If Premier Prayut Chan-o-cha was trying to stir up a political hornet’s nest by throwing in four questions for the public to respond to, he found his target with unerring accuracy. But then, that same tactic may also boomerang – and cause unnecessary harm to his political standing.
In his weekly televised address to the nation last Friday, the prime minister set off a storm by announcing he wanted to conduct a “public opinion poll” of his own with four basic questions, asking people all the way down to the district level to offer their responses.
Key figures from the country’s major political parties were quick to voice the obvious suspicion – that General Prayut’s latest move was clearly aimed at testing the water.
Is the ruling junta – the National Council for Peace and Order (NCPO) – making moves to extend its stay in power?
Wary politicians called for Prayut to clarify whether the general election would be held as scheduled.
The PM shot back with a vengeance, saying he wasn’t talking to the politicians. He was asking the people to consider the future.
“Did I ask whether they wanted an election? No. Everything is still on track. The road map is still on,” he told reporters in what was supposed to sound like an angry tone.
In his televised address, Prayut cautioned that the Thai people should be able to answer these four questions before the country can go to the polls.
The controversial questions:
1. Do you think the next election will get us a government with good governance?
2. If that is not the case, what will you do?
3. Elections are an integral part of democracy but are elections alone with no regard for the country’s future and others right or wrong?
4. Do you think bad politicians should be given a chance to come back, and if conflict re-emerges, who will solve it and by what means?
The PM insisted that he did not want to see democracy fail in Thailand but would rather see a democratic government that practises good governance and is capable of leading the country towards sustainable prosperity and stability.
He then went on to say that he wanted to cultivate the values of democracy in the mindset of the Thai people, in order to help set a precedent for the country.
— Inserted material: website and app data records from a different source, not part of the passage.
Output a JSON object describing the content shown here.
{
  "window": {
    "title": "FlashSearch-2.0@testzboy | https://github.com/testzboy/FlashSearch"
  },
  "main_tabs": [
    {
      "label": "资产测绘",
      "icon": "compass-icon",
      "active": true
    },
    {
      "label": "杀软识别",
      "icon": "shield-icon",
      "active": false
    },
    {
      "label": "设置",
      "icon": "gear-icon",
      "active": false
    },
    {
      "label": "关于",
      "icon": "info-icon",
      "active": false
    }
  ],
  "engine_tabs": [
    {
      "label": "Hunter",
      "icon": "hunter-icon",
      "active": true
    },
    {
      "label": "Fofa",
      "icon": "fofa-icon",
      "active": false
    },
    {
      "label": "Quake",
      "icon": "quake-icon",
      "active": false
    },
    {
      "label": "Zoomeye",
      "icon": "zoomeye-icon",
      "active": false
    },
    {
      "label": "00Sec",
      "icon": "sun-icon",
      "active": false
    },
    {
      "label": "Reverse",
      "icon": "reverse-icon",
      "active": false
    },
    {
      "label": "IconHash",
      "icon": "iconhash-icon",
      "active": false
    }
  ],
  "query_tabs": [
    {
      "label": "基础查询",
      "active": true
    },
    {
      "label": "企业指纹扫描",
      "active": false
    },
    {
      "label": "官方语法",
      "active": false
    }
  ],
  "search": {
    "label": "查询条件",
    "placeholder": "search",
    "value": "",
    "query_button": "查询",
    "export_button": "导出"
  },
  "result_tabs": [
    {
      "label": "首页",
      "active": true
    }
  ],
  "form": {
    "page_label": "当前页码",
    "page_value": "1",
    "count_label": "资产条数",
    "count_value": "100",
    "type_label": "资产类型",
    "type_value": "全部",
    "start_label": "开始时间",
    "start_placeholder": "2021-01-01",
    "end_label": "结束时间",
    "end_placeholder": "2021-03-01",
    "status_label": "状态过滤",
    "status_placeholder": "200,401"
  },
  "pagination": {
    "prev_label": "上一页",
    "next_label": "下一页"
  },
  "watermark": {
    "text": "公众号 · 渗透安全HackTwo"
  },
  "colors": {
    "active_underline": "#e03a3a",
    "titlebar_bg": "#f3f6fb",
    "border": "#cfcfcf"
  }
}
Stung by the “leading questions”, politicians of all shades reacted with thinly veiled scepticism – verging on anger and disillusionment.
Phumtham Wechayachai, secretary-general of former ruling party Pheu Thai, said General Prayut did not seem to believe in voters’ judgement or their ability to select a good government.
The politician said the problem with the country’s governance system was caused by weak check-and-balance mechanisms.
He also had his own question for the public: Is it really desirable for the country to continue without an election?
Democrat Party politician Watchara Petthong also asked the junta head to “tell the public straightforwardly” if there would be a national poll, as required by the new Constitution.
“Why did the prime minister have to ask people? The Constitution sets all the necessary details,” Watchara said. “I understand that the PM’s move was aimed at sounding out the public and benefiting someone. Is it part of an attempt to stay on in power?”
Chart Thai Pattana Party key figure Nikorn Jamnong said yesterday he didn’t think the four questions posed by the prime minister would bring any benefit to the government. He said the PM’s move could very well raise political tension instead of encouraging “reform and reconciliation”, which has been the main pledge of the coup leaders.
The implication was clear. The veteran politician said General Prayut and the NCPO’s move could not be interpreted in any other way except that they were intent upon retaining power even after the next polls.
“You can get the clearest answers to those questions from the results of a general election,” Nikorn said.
You can take it as a warning, a threat or a promise, but the most striking remark from the prime minister was when he told reporters: “If the country fails again, who will you ask to come to our rescue? Not me.”